There are a lot of maps out there and many more being created every day. Unfortunately, we are beginning to see an overabundance of maps. When I spoke with Jennifer Lin last week about the map in her talk at CrossRef’s 2015 Annual Meeting, I was a little skeptical. She outlined CrossRef’s efforts to collect data and create an “open map” of scholarly communication that would be navigable by both humans and machines. In the related blog post, Jennifer elaborates on the map, providing a better picture of the “infrastructure” that needs to be built and its benefits, including a very valid point about discovery being related to connectedness.
I agree that connections are important and aggregating the data in a usable format (creating the map) will enhance the normal evolution of discovery. But, I believe there is a more Kuhnesque set of opportunities. The scholarly community and its associated data are not a 2D, or even 3D, map; we need to think multidimensionally to fully capture the complexity. Connecting the pins is important, but there are incredible (possibly revolutionary) opportunities for different disciplines to create different planes at their granular, community levels and then intersect those planes using Jennifer’s infrastructure. The infrastructure could change the way most people think about discovery. It may, by helping people navigate the enormous amount of connected material, also mitigate what Dan Kahan calls the scientific communication paradox – “persistence of divisive conflict in the face of compelling scientific evidence.”
SSRN supports openness (access, data, science). It is a critical element in this infrastructure. But openness is not the first, or only piece of the puzzle. In order for an open infrastructure of scholarship to be created, a critical mass of scholarly data must be made available. One of the points in my post on the STM’s Consultation on Article Sharing was the need for clear guidelines and consistency across publishers. If we are going to connect the pins, we need to be confident about what can be shared and that the points we are connecting aren’t going to disappear in the future. Significant contributions will be needed from large publishers to get to critical mass, and enough small publishers will need to contribute to add texture to the landscape.
I can imagine how an infrastructure of this magnitude might flourish, but I know a thousand minds will create a million possibilities. Jennifer’s blog post references metastructure, one of the revolutionary possibilities. Just as Uber is changing transportation and evolving the networks for a future of autonomous cars, through the creation of a transportation metastructure, a similar “phase transition, like the first signs of order forming around a seed of crystal” maybe, possibly, could be applied to scholarly communications. Now, THAT would be one heck of a map for us to build on!
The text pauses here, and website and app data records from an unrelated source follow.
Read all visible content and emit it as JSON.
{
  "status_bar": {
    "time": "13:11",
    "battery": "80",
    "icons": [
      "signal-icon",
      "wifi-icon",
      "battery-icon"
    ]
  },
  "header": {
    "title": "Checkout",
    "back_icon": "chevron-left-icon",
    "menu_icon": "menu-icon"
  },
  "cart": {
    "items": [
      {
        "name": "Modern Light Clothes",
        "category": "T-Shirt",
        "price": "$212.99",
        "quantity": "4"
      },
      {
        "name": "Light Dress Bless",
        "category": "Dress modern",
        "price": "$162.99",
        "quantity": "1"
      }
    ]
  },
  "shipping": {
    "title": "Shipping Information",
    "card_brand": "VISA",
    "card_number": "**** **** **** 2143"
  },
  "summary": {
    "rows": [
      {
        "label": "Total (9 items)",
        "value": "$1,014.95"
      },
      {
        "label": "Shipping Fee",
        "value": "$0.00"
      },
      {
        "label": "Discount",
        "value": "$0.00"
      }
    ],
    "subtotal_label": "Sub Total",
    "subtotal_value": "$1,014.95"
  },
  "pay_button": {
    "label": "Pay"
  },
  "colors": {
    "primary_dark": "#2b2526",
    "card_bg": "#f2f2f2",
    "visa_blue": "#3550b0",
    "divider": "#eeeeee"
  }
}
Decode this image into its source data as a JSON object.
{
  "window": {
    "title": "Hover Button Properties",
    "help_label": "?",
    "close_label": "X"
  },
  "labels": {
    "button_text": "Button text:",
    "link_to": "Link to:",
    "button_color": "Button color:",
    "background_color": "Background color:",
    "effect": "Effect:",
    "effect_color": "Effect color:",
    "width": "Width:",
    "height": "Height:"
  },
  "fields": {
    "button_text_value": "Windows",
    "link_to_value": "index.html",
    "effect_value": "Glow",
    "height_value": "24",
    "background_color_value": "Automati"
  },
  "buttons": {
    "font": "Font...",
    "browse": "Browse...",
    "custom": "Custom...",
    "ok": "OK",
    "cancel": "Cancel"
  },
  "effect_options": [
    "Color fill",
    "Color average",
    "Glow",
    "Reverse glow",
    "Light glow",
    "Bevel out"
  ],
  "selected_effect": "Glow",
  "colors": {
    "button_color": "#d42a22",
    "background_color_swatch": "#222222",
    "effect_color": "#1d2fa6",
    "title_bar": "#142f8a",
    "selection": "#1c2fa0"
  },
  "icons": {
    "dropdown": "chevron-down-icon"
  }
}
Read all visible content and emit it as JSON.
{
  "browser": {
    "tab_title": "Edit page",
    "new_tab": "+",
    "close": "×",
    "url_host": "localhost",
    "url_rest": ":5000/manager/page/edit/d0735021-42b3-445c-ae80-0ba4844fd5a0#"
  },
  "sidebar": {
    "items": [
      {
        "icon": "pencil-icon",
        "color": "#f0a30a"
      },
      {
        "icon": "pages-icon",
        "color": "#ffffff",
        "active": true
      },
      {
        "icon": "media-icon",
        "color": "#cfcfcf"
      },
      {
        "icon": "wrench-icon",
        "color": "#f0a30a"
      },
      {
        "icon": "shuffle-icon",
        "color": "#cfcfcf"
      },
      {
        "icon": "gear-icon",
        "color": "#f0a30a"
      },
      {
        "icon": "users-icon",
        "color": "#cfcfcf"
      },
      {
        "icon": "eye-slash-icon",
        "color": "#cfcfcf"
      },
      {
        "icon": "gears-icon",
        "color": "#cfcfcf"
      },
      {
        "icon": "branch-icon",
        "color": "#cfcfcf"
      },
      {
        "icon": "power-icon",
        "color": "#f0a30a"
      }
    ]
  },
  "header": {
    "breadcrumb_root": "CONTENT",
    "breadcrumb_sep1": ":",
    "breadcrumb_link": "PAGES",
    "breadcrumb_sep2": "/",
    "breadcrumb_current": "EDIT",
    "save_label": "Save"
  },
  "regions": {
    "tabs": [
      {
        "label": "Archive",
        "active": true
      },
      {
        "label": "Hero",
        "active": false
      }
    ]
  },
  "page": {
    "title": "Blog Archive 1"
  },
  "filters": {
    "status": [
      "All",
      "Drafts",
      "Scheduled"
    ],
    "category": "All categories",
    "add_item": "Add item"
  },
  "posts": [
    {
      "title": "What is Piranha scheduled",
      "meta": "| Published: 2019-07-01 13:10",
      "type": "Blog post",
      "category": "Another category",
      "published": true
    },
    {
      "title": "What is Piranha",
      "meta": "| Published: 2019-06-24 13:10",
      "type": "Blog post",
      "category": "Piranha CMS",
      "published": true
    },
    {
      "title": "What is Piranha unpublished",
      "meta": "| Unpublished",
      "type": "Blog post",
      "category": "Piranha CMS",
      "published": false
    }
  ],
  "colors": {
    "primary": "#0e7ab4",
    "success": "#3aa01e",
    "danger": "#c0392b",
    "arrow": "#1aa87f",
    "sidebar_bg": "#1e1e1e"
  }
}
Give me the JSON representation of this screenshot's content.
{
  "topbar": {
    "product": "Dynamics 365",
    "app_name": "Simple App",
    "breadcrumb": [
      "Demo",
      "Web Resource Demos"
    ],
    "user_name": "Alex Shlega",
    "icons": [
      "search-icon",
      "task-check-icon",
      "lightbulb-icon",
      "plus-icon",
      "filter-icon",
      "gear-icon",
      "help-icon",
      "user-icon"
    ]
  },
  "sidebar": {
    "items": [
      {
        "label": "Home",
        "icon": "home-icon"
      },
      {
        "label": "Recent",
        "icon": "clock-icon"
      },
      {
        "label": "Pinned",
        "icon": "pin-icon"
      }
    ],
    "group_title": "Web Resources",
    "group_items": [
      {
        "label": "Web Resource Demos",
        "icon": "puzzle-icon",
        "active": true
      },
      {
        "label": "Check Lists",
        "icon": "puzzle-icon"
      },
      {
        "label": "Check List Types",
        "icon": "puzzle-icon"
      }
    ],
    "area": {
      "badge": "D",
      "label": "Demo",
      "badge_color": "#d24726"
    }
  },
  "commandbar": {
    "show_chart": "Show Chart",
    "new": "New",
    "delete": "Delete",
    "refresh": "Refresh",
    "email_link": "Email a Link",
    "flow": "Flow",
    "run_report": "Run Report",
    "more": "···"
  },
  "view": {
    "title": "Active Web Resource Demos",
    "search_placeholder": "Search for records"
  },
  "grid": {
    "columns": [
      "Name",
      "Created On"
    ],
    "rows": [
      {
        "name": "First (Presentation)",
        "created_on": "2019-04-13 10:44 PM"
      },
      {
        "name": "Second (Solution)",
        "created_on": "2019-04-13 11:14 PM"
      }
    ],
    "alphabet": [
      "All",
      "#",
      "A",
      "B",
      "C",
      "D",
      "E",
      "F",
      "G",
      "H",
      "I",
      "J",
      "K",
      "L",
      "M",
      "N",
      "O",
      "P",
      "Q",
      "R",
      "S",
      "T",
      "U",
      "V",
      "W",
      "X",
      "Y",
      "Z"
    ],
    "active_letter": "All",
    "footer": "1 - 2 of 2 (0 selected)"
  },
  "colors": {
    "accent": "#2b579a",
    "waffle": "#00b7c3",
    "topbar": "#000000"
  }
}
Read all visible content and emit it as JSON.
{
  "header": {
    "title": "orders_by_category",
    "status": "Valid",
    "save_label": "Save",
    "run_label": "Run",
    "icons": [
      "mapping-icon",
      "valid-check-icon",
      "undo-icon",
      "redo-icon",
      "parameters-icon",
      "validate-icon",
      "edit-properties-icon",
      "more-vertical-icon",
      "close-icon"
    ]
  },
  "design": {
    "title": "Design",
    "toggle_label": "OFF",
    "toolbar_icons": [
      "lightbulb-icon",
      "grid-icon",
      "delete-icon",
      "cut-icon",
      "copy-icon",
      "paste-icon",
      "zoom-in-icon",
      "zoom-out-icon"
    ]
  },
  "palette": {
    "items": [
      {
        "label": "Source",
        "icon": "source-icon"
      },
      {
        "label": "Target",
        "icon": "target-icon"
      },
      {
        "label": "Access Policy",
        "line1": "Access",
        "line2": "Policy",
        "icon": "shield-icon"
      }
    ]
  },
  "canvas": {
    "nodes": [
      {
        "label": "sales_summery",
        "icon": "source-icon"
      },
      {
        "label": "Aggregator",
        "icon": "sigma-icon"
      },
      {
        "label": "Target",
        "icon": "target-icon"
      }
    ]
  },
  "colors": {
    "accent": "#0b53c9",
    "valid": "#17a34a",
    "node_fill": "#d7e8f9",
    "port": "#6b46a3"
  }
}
¹ This image was originally published in D. Butler, Nature (2011) 476:18